Jackie. Alan & Lou. Joltin’ Joe. Yogi & Gary. Josh & Double Duty.
October 5th, 1947. There are not many things better in Baseball than a well executed takeout slide at Second Base. Jackie Robinson shows Phil Rizzuto how it’s done during game 6 of the 1947 World Series.
If you wanna talk about great double play combos in Baseball history you can not leave out Alan Trammel and “Sweet” Lou Whitaker of the Detroit Tigers. For 19 seasons this duo wore the Tiger orange with pride and held down the Detroit infield like it was no one else’s buisness.
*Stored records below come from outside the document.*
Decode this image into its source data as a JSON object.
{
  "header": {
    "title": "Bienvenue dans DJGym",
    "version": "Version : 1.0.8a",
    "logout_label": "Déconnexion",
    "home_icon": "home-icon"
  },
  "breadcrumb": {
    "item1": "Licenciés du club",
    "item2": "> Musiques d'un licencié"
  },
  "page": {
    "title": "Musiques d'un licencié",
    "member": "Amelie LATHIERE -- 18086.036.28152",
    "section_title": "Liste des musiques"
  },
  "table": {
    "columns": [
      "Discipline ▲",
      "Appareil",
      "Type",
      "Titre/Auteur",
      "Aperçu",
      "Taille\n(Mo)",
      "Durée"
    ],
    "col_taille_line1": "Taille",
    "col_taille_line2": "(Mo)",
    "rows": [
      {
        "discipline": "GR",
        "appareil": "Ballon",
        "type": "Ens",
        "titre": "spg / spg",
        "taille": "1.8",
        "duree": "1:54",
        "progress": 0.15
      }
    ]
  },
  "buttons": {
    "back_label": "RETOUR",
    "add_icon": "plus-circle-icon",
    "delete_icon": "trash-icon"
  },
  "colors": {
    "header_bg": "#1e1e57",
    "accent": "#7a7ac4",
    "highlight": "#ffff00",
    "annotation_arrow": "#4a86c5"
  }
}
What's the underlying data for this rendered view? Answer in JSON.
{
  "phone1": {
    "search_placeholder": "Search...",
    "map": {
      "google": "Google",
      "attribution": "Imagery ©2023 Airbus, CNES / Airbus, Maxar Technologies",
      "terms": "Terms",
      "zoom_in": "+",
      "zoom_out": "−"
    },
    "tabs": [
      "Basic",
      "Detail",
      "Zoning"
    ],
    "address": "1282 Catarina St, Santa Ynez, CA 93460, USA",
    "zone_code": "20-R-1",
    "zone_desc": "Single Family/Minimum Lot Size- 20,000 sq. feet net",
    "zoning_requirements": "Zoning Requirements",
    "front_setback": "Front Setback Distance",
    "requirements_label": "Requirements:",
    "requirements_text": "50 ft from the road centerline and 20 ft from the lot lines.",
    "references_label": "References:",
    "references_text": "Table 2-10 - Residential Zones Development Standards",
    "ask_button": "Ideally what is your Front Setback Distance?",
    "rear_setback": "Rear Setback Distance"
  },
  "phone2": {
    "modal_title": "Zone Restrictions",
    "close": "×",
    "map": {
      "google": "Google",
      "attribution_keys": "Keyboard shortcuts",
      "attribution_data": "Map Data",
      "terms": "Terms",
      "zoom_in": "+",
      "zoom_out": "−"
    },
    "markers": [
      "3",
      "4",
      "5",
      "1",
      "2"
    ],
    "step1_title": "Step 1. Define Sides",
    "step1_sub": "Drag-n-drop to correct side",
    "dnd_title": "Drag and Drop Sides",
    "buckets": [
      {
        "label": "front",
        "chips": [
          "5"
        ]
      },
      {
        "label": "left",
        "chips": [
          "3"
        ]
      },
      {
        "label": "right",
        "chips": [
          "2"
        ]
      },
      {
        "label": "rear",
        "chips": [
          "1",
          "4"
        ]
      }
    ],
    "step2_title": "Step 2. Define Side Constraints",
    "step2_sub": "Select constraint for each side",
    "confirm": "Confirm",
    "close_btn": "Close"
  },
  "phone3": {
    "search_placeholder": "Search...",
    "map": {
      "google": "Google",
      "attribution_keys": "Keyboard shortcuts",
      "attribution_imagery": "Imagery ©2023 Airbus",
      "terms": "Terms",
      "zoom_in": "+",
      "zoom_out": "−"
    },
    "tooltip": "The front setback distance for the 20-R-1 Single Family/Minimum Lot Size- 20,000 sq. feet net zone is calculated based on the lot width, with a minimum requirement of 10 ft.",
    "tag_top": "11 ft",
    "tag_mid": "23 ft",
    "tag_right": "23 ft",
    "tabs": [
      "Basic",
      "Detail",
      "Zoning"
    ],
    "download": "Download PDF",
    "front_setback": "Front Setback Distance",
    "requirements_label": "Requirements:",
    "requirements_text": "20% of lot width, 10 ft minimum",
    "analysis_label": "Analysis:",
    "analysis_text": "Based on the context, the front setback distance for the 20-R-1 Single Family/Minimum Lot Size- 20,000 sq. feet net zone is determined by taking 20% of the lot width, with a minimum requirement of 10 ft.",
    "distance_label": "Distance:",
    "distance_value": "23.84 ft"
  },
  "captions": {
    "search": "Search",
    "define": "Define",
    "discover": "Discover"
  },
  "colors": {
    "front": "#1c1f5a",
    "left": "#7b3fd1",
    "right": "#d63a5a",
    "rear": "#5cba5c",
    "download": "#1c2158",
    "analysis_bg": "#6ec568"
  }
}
Unfortunately they often get overlooked in the grand scheme of things but it seems like in the last couple years I have heard more writers and Baseball people giving them much deserved credit for their acomplishments.
An interesting article that you should read is “Why Alan Trammel and Lou Whitaker Deserve to be in the Hall of Fame” which was written in 2009 and published by the Bleacher Report. I may not agree with the title of the article (and it seems like the author doesn’t either completely) but you can not argue with some of the numbers these studs put up year in and year out.
San Francisco Seals Manager Ike Caveney introduces the newest member of the team to local sports writers: a 17 year old named Joe DiMaggio. What were you doing when you were 17 years old?
September 28th, 2008. To celebrate the last regular season game at Shea Stadium, the Mets organization brought out members of the team from the past. I came across this photo of these Hall of Famers and fell in love with it. Former Mets Manager & Catcher Yogi Berra along with another former Mets Catcher, Gary Carter. I didn’t realize until after finding this photo that both men wore #8 for the Mets, kinda cool.
August 13th, 1944 at the Negro League East vs West All-Star Game in Chicago, Illinois. In my last post I mentioned that Roberto Clemente was one of my “Time Machine Players” as in, if I had a time machine I would make it a point to go back and see him play. Well, if I could go back and see ANY event in Baseball history it would be to go back and see one of the Negro League East vs West games. How the players played the game in the Negro Leagues was unreal and to see the All-Stars showcase this to a packed house at Comiskey Park almost makes me hurt inside when I think that I was not able to witness this with my own eyes. This photo captures it perfectly as Josh Gibson of the Homestead Grays slides into home safely behind Catcher Ted “Double Duty” Radcliffe of the Chicago American Giants. The West defeated the East, 7-4 that day.
I think this is one of the coolest photos I have ever come across and added to 90 feet of perfection, I gotta admit what I love the most about this is the fact that Ted Radcliffe is the Catcher. I recently started doing some research on Radcliffe, who was the self proclaimed “Greatest Baseball Player of All-Time” and I got to admit, he may not have been all that far off. The dude could play ball, go ahead and read his wiki page HERE and be amazed by his life in Baseball. I recently ordered his Autobiography entitled “Ted ‘Double Duty’ Radcliffe: 36 years of Pitching & Catching in Baseball’s Negro Leagues,” so expect a book review soon on this.